The debate centered around whether or not quantitative easing is becoming the new norm for economies in the world of today. When we look at the rest of the world, China and the EU for example, it seems inevitable that the Unites States will eventually fall back into QE. Economies keep printing and printing, with no end in sight. For many, quantitative easing has become somewhat of addiction. And we have to wonder, is it ever going to stop?
The problem with having become so dependent on QE in order to make economies function is that there must someday be a day of reckoning. It's hard to know what the long term effects will be, but we probably won't find out until it's too late to do anything about it. The best we can do is to keep our ears to the ground, stay informed, and be ready to make whatever changes we need to make when clock runs out on the ticking time bomb. QE may be here to stay; if we want to be here to stay, we've got to make ourselves ready for its consequences.

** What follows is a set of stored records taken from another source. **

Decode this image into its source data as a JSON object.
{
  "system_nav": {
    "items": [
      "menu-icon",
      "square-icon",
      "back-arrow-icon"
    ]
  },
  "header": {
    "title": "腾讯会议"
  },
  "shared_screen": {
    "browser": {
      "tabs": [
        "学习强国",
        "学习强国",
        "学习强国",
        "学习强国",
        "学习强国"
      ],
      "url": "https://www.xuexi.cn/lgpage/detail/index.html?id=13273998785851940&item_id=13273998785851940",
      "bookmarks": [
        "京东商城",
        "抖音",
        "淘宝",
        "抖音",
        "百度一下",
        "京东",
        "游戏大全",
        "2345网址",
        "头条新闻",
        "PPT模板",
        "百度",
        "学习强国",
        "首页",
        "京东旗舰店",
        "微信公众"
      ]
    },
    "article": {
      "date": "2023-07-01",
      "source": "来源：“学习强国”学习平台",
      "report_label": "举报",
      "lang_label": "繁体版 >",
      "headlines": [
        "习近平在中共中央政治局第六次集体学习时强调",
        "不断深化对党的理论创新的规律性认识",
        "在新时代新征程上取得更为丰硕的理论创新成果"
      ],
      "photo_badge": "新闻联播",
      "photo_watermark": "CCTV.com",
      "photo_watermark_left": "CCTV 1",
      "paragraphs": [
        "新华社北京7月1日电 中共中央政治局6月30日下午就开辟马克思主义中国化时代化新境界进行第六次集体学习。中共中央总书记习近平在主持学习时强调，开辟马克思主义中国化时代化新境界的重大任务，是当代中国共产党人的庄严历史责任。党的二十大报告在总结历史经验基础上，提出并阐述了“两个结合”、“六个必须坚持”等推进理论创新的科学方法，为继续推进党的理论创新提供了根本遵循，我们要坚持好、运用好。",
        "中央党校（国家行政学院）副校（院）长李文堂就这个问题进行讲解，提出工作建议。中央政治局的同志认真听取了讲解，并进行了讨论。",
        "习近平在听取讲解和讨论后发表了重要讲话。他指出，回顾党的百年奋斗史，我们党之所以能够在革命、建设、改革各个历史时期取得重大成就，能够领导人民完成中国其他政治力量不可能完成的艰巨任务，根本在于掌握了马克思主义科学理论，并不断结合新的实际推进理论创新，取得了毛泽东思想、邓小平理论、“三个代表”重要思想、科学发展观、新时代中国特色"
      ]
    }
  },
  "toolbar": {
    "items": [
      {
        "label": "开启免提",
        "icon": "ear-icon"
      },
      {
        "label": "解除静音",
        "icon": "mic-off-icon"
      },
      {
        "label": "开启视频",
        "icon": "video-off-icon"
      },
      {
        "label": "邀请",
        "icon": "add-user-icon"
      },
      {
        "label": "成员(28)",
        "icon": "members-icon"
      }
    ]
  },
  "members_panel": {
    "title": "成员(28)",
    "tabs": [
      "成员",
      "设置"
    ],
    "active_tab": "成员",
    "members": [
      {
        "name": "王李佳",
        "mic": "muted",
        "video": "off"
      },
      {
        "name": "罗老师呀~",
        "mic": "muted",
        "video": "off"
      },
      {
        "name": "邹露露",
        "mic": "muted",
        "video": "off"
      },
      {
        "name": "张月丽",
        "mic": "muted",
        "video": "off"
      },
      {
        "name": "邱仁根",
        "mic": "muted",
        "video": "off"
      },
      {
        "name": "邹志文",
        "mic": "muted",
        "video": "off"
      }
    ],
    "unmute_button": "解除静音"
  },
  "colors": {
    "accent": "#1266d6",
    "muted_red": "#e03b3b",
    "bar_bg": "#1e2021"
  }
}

These days, I spent a good deal of time listening to podcasts. While I'm traveling, I find it an efficient and beneficial way to get information and to keep up with what's going on in the mortgage industry – as well as in the rest of the world. A few weeks ago, I came across an interesting discussion on quantitative easing.